The Summer-Dry Project has an all encompassing mission to help gardeners have success in summer-dry climates.
The project evolved from a catchy phrase attempting to refine mediterranean gardening techniques, to books, a website, and now The Summer-Dry Project is part of an upgrade to the California WUCOLS* plant database. There is even a new Instagram account, @summerdry.gardens “dedicated to gardeners who want to have success in climates where dry summers are not drought – they are normal”.
I have fallen in love with the California landscape. As a gardener I want to honor the land and encourage environmental, holistic gardening as small acts of climate mitigation. As a photographer I want to show what I have discovered – summer-dry gardens can be beautiful.
I did not start gardening in California, but rather under the tutelage of my parents who insisted I do chores as a kid. I had no genuine appreciation for the climate in Virginia where I grew up, that awareness began in college with the first Earth Day, but I have always loved plants, to watch them grow, and marvel at their beauty. I became a gardener by osmosis I suppose.
As a Californian, now more than 40 years, I have truly fallen for this summer-dry climate, the landscapes, and native plants. Here, the aesthetic is entirely different from what was imprinted in me as a child, even the seasons are redefined. When summer brings dormancy, and winter rains begin the cycle of regrowth, a gardener has to adjust.
A successful gardener here, as anywhere, has to work with the climate, not conquer it. First you have to learn to appreciate the climate and the aesthetic from where it comes. You have to get out in it; hiking and camping is best. It is not a mediterranean climate; it is californian. It is summer-dry. It is beautiful.
I began to explore gardens as a photojournalist and gradually began to rethink my pre-existing East Coast aesthetic, realizing the garden media has an obligation to support regional success and to encourage sustainable practices for the health of local habitats, local watersheds, and local biodiversity. At the same time I began to appreciate that beauty should not be defined simply in human terms, that a beautiful garden was one where all creatures could prosper.
And now, in the midst of tumultuous climate change, we realize it’s all the more important that gardeners be stewards of the land, attuned to the local environment on behalf of all creatures. Every small act we do adds resiliency.
So this is the mission of the summer-dry project – to help gardeners find those plants that will contribute to the health of the planet, redefining beauty that honors the summer dry climate.

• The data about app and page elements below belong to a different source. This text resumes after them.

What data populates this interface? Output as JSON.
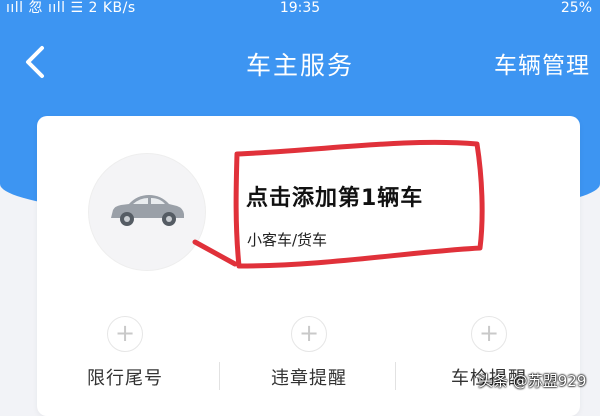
{
  "status_bar": {
    "left_text": "ııll 忽 ııll ☰ 2 KB/s",
    "time": "19:35",
    "battery": "25%"
  },
  "header": {
    "title": "车主服务",
    "right_action": "车辆管理",
    "back_icon": "chevron-left-icon"
  },
  "card": {
    "add_vehicle_title": "点击添加第1辆车",
    "vehicle_types": "小客车/货车",
    "car_icon": "car-icon",
    "functions": [
      {
        "label": "限行尾号",
        "icon": "plus-icon"
      },
      {
        "label": "违章提醒",
        "icon": "plus-icon"
      },
      {
        "label": "车检提醒",
        "icon": "plus-icon"
      }
    ]
  },
  "watermark": "头条 @苏盟929",
  "colors": {
    "primary_blue": "#3d95f2",
    "annotation_red": "#e0313a",
    "background": "#f2f3f7"
  }
}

The more I travel up and down the Pacific Coast the more I realize summer-dry is not just a term for California. The Pacific Northwest has a reputation for being rainy but in fact, the summers are dry, and getting drier. Southern California may have nine or 10 months of completely dry weather and the Northwest may only have three or four, but many of the challenges are the same; only, the appropriate plants are different (along with the amount of rain that come in the season of winter wet, the corollary of summer-dry).
A big part of the summer dry project then, is to identify plants that are available in nurseries and show them in garden settings so that gardeners can see real life examples. Part of the challenge is to find mature gardens where the plants have been maintained long enough to give an accurate idea of sustainability.

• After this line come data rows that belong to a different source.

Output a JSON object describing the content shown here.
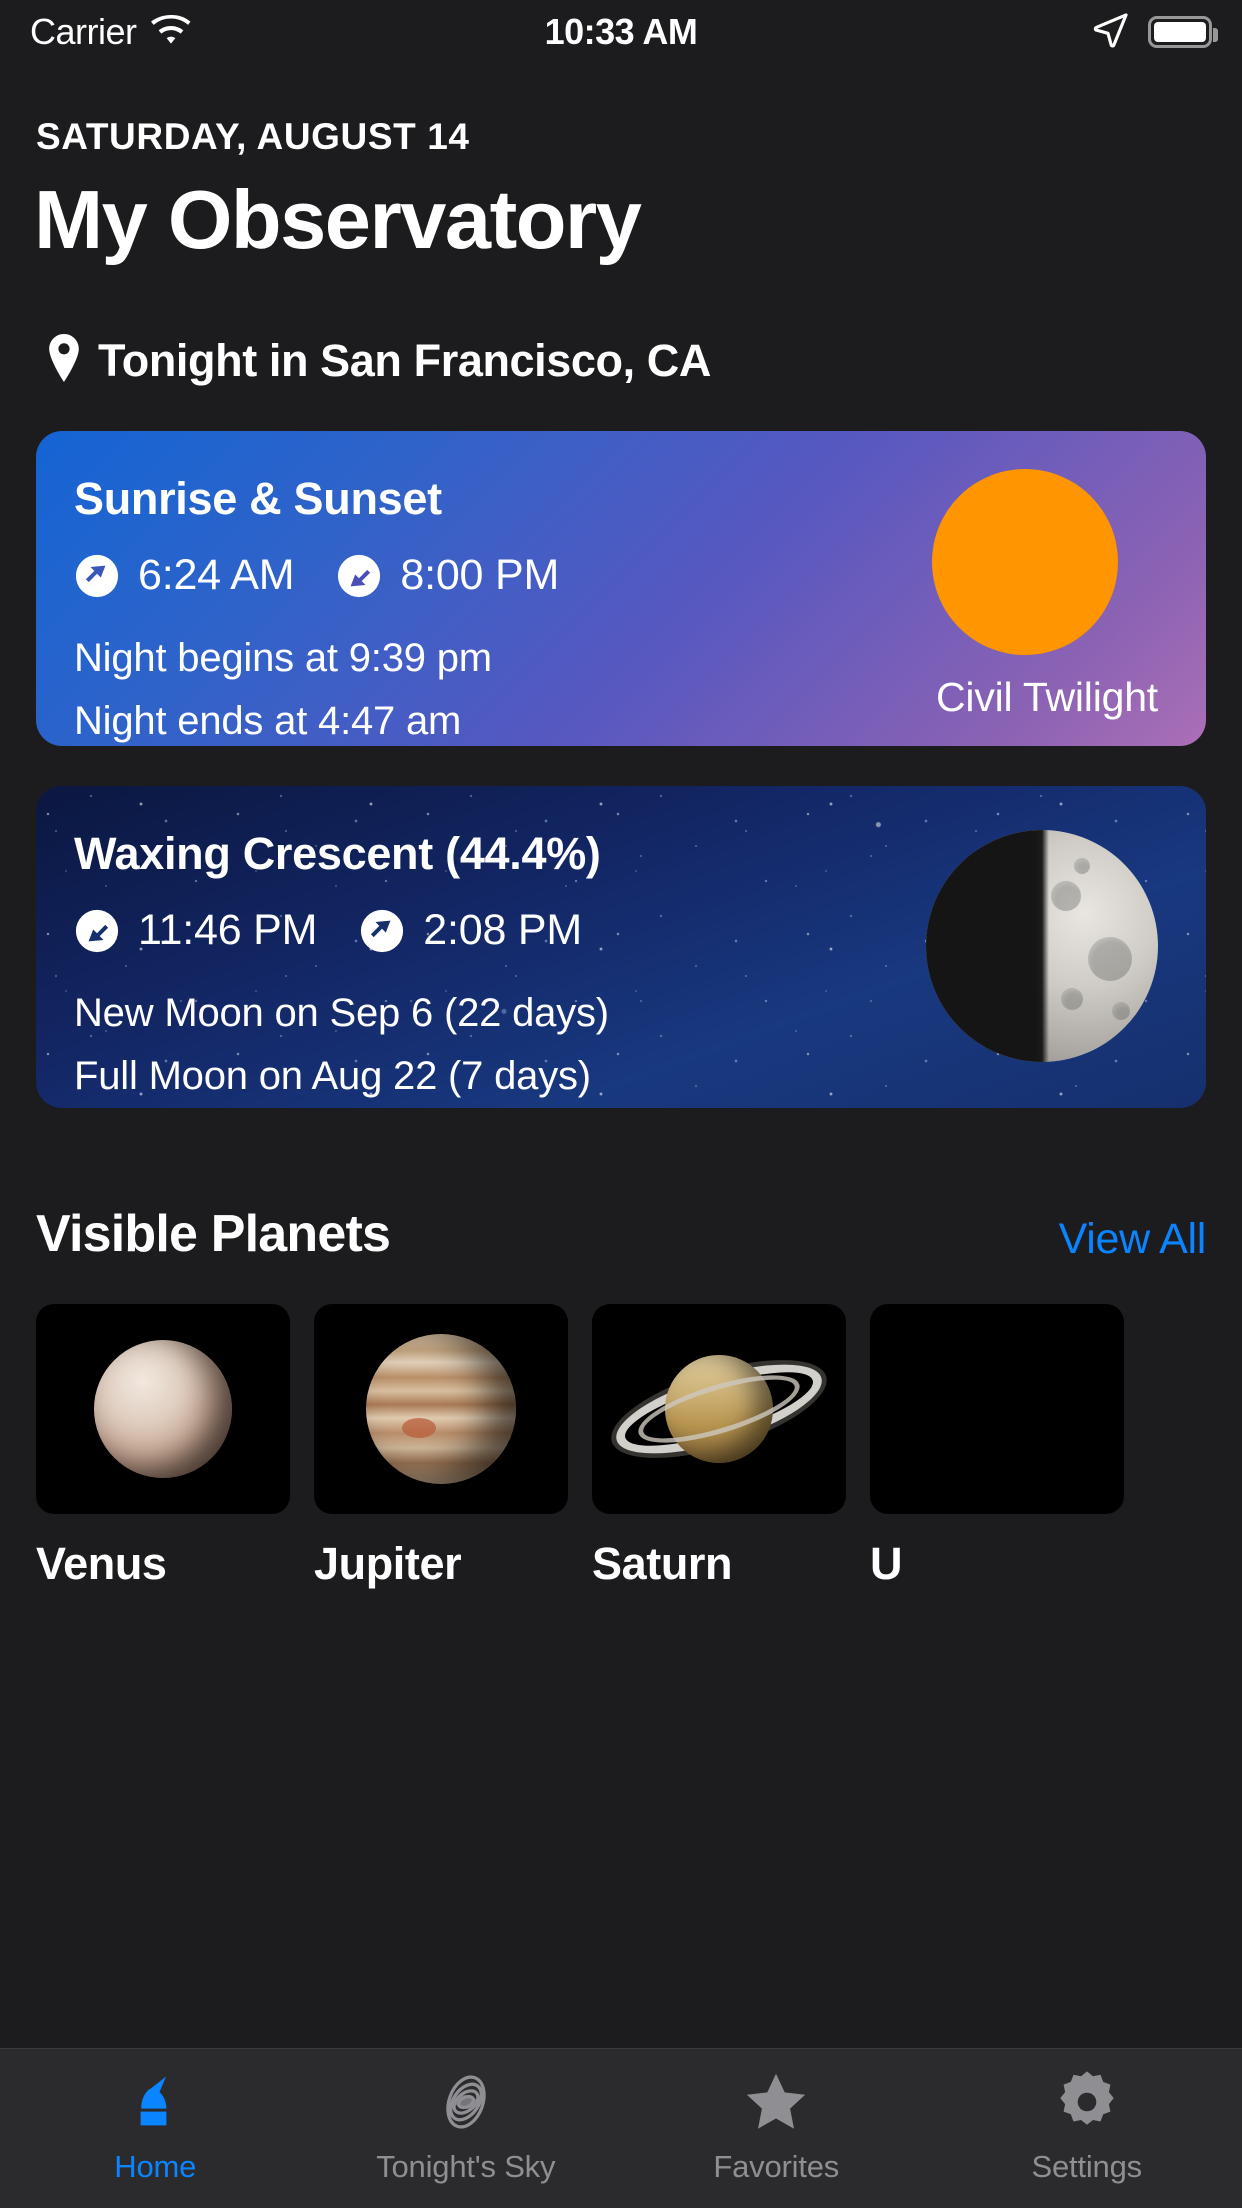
{
  "status_bar": {
    "carrier": "Carrier",
    "time": "10:33 AM",
    "wifi_icon": "wifi-icon",
    "location_icon": "location-arrow-icon",
    "battery_icon": "battery-full-icon"
  },
  "header": {
    "date": "SATURDAY, AUGUST 14",
    "title": "My Observatory",
    "location_icon": "map-pin-icon",
    "location": "Tonight in San Francisco, CA"
  },
  "sun_card": {
    "title": "Sunrise & Sunset",
    "sunrise_icon": "sunrise-arrow-up-icon",
    "sunrise_time": "6:24 AM",
    "sunset_icon": "sunset-arrow-down-icon",
    "sunset_time": "8:00 PM",
    "night_begins": "Night begins at 9:39 pm",
    "night_ends": "Night ends at 4:47 am",
    "twilight_label": "Civil Twilight",
    "sun_color": "#FF9500"
  },
  "moon_card": {
    "title": "Waxing Crescent (44.4%)",
    "moonset_icon": "moonset-arrow-down-icon",
    "moonset_time": "11:46 PM",
    "moonrise_icon": "moonrise-arrow-up-icon",
    "moonrise_time": "2:08 PM",
    "new_moon": "New Moon on Sep 6 (22 days)",
    "full_moon": "Full Moon on Aug 22 (7 days)",
    "illumination_percent": 44.4
  },
  "planets_section": {
    "title": "Visible Planets",
    "view_all": "View All",
    "items": [
      {
        "name": "Venus",
        "image": "venus-thumbnail"
      },
      {
        "name": "Jupiter",
        "image": "jupiter-thumbnail"
      },
      {
        "name": "Saturn",
        "image": "saturn-thumbnail"
      },
      {
        "name": "U",
        "image": "uranus-thumbnail"
      }
    ]
  },
  "tab_bar": {
    "active_color": "#0A84FF",
    "inactive_color": "#8e8e93",
    "items": [
      {
        "label": "Home",
        "icon": "observatory-dome-icon",
        "active": true
      },
      {
        "label": "Tonight's Sky",
        "icon": "galaxy-spiral-icon",
        "active": false
      },
      {
        "label": "Favorites",
        "icon": "star-icon",
        "active": false
      },
      {
        "label": "Settings",
        "icon": "gear-icon",
        "active": false
      }
    ]
  }
}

As I find them, photos will be uploaded to the WUCOLS* database, stories will be posted here on gardens to visit, and individual photos will be uploaded to Instagram, with plant profiles on the summerdry.com website. My new book, with Nora Harlow, Gardening in Summer-Dry Climates is due out from Timber Press in the winter of 2020-21.
Plants from the five summer dry climates of the world are naturally adapted to work with one another, and there are lots of plants. It is the gardener’s craft to figure out which ones play well with others.
Broadly speaking, native plants are the best ones to use, but the Pacific coast is a huge region, “native” becomes almost a useless descriptor. A redwood tree from the north coast has no chance in the inland valleys, and desert plants would rot in the fog of many coastal regions or the long wet winters of the Northwest.
Plant selection needs to be site specific and adapted to the microclimates of topography and towns. Gardeners certainly take inspiration from the habitats around them, but in reality we live in cities and suburbs and our gardens live between streets and fences. Our gardens are oases, wildlife corridors, and arks of biodiversity – that is beauty.
Deciding on which plants to use is fun and creative, full of failure and unexpected successes, but ultimately we want our gardens to be sustainable and to contribute to the health of the planet. And we want our gardens to be beautiful.
Of course no garden is sustainable beyond the energy of the gardener to work in it. That is a given. But by using climate tolerant plants summer-dry gardens can certainly work to support healthy ecosystems, provide plants for insects and birds, cultivate healthy soils, and give us places to replenish our own souls as stewards of the earth. That is beauty, soulful beauty.
The Summer-Dry Project will be a resource for gardeners and hopefully an inspiration, promoting harmony of plants and people for the benefit of all creatures in this very special climate.
*WUCOLS is the Water Use Classification Of Landscape Species database that is part of the California Department of Water Resources, and the fourth edition (2014) provides evaluations of the irrigation water needs for over 3,500 taxa (taxonomic plant groups) used in California landscapes.